“That’s not our employees,” he said.
A contract signed by Aaron and reviewed by Wisconsin Watch shows he was employed by Shenzhen Beibeizhu Technology, also known as BBZ. The company is a main supplier of equipment to SOS Limited, and some shareholders have questioned in online forums the true nature of the two companies’ relationship.
“I have been communicating with the Shenzhen-based company for the promised work visa and job contract since my arrival,” Aaron said.
It wasn’t until after the two were dismissed that Aaron learned the SOS Limited’s U.S. contract wasn’t signed by the company.
And despite Aaron’s arm injury, he had to continue lifting heavy equipment as part of the job.
Ming Luo, the site supervisor in Park Falls, declined to comment.
“My company said that I should not talk too much,” he said.
He referred questions back to Liu, who did not respond to subsequent calls and messages.
Attorneys who advise undocumented immigrants said it appears both the employer and employees may have broken the law.
“In some ways, they’re both at risk because they have both potentially done things that are contrary to our immigration laws,” said Erin Barbato, director of the Immigrant Justice Clinic at the University of Wisconsin Law School.
She said the two Chinese nationals run the risk of being arrested by federal authorities for working without the proper permits.
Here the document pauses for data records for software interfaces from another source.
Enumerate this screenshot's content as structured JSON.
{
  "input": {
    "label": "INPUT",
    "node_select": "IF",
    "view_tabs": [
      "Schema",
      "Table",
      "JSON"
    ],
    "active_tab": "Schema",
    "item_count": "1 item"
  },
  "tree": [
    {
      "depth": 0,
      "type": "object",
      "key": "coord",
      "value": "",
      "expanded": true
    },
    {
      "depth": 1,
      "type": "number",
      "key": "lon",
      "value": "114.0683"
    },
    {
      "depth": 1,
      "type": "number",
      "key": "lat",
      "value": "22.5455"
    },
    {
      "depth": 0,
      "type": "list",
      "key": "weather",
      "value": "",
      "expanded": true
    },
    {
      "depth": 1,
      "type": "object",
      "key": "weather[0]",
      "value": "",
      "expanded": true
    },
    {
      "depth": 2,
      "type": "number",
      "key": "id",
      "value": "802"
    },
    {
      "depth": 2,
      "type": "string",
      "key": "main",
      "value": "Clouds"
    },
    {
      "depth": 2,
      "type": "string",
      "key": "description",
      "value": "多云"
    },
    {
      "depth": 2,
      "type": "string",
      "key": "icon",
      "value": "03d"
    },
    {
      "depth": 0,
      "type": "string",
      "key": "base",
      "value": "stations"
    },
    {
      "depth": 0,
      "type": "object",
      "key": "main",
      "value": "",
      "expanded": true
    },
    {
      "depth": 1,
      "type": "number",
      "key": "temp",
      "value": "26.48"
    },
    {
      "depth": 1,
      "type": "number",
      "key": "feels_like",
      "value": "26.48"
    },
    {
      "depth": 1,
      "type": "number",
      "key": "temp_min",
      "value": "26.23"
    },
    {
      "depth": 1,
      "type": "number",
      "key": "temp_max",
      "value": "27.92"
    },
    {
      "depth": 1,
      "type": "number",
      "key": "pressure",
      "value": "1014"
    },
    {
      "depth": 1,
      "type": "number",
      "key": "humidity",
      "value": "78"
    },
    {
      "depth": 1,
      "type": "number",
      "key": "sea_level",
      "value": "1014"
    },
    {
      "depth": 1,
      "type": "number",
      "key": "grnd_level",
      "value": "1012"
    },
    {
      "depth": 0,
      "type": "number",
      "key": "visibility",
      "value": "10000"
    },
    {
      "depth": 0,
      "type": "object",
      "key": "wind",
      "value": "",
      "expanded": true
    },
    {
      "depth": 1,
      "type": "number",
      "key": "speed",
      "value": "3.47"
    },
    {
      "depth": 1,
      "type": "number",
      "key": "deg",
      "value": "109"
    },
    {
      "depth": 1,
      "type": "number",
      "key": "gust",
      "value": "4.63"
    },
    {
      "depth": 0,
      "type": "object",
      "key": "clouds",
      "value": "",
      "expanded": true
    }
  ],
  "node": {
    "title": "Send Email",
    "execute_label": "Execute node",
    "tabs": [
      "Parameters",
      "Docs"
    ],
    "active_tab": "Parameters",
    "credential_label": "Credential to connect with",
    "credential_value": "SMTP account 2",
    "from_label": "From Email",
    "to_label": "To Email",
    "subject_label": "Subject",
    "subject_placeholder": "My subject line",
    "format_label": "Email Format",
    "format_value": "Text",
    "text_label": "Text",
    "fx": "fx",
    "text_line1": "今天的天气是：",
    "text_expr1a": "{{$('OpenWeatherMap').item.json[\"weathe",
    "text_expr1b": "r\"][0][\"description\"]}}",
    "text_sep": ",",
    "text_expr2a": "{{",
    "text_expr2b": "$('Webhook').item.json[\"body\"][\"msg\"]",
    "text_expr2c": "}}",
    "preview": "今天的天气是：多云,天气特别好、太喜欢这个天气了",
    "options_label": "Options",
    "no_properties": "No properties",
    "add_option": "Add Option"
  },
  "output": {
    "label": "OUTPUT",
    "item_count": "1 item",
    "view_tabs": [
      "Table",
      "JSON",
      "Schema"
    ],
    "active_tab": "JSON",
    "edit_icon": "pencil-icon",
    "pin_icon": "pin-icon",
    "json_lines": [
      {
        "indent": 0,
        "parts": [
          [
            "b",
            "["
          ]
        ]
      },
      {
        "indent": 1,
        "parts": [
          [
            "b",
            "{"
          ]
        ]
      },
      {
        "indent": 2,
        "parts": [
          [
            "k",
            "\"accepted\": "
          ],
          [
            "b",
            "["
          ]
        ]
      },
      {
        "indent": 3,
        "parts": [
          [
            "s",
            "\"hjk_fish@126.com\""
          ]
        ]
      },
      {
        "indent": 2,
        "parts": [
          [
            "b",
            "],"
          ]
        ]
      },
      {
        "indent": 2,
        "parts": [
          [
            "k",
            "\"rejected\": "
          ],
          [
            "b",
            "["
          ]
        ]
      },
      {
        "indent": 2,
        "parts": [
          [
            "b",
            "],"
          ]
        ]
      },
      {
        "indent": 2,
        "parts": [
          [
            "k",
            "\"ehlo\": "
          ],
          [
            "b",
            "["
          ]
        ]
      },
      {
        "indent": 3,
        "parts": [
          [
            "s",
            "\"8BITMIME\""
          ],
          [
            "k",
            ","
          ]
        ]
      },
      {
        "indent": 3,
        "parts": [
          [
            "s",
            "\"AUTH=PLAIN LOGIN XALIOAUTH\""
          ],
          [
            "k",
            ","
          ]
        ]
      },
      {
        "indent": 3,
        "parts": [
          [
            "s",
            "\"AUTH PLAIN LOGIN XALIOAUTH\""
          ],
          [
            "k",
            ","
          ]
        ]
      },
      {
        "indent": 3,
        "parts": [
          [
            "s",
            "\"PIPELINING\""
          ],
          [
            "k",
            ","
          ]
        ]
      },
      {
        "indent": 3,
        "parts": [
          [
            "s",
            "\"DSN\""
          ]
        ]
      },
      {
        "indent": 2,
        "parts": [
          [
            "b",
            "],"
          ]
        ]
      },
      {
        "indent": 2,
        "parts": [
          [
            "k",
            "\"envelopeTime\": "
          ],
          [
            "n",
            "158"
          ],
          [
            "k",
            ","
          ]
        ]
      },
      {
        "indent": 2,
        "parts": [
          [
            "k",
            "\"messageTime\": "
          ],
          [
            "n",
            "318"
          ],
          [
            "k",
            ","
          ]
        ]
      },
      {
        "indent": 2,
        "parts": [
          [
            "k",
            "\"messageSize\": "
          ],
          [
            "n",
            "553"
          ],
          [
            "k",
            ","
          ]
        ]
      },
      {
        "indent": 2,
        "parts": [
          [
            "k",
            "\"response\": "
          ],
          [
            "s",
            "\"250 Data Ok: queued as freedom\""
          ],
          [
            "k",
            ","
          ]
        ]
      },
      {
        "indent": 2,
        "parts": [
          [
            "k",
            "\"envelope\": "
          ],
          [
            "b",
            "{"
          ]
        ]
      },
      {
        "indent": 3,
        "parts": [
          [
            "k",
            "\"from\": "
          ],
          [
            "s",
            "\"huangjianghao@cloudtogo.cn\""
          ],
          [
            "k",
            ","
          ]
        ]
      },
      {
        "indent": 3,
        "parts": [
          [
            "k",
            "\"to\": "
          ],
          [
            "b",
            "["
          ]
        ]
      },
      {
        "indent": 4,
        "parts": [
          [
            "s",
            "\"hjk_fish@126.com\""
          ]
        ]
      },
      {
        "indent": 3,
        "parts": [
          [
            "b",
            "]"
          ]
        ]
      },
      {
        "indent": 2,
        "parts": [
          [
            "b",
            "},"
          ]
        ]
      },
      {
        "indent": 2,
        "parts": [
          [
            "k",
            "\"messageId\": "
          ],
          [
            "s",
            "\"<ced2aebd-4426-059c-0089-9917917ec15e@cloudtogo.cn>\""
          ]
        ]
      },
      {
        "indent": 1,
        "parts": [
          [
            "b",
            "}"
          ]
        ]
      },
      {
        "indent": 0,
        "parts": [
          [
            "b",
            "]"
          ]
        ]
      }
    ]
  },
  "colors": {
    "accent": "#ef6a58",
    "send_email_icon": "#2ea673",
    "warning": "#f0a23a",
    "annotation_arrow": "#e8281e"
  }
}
But she said there’s evidence suggesting they were lured under false pretenses by being offered a contract with the U.S. company, which means the employers could also be held responsible.
“It’s a very strange situation,” she added.
Keeping the lights on
Bablick, the Park Falls mayor, said the former paper mill is being underutilized as a cryptocurrency mine. And he said he’s troubled by reports of workers going unpaid.
“The (mill) owners could have done better as far as getting tenants in there, that would have been very useful for the town, and I tried to work with them,” he said. “It’s just, they made a business decision. It made sense for them. It wasn’t the best for us.”
Still, he said, Park Falls is a resilient town that’s weathered the transition remarkably well.
“But I almost feel like the way it went away the last time was probably the best possible time,” he said, “just because of the labor market constrictions and just the way the economy is.”
A worker-friendly labor market has meant that many former mill workers have found employment elsewhere. A decade ago, he said, there would have been lines of unemployed.
“Even though they’re probably not making as much money as they used to be, they at least had an opportunity to find a job,” he added.
Chinese workers seek new start
In the weeks after being dismissed from their job and offered a flight back to China without any guarantee of payment for their last month of work, Aaron and Justin spent several weeks in their hotel room, uncertain of their next move.
“They have been asking me to go back to work, but I don’t want to,” Aaron told Wisconsin Watch on Dec. 6.
Days later, they left Park Falls for good. By the middle of the month, they received their final salaries. Justin and Aaron are staying with friends in Chicago to figure out a way to remain in the United States.
They said they didn’t encounter any prejudice against them personally during their time in Park Falls, but there was at least one unsettling sign that the foreign presence is unwelcome.
Inside the mill on a brick wall somebody scrawled in yellow paint a racist slur targeting the Chinese.
The nonprofit Wisconsin Watch (www.WisconsinWatch.org) collaborates with WPR, PBS Wisconsin, other news media and the University of Wisconsin-Madison School of Journalism and Mass Communication. All works created, published, posted or disseminated by Wisconsin Watch do not necessarily reflect the views or opinions of UW-Madison or any of its affiliates.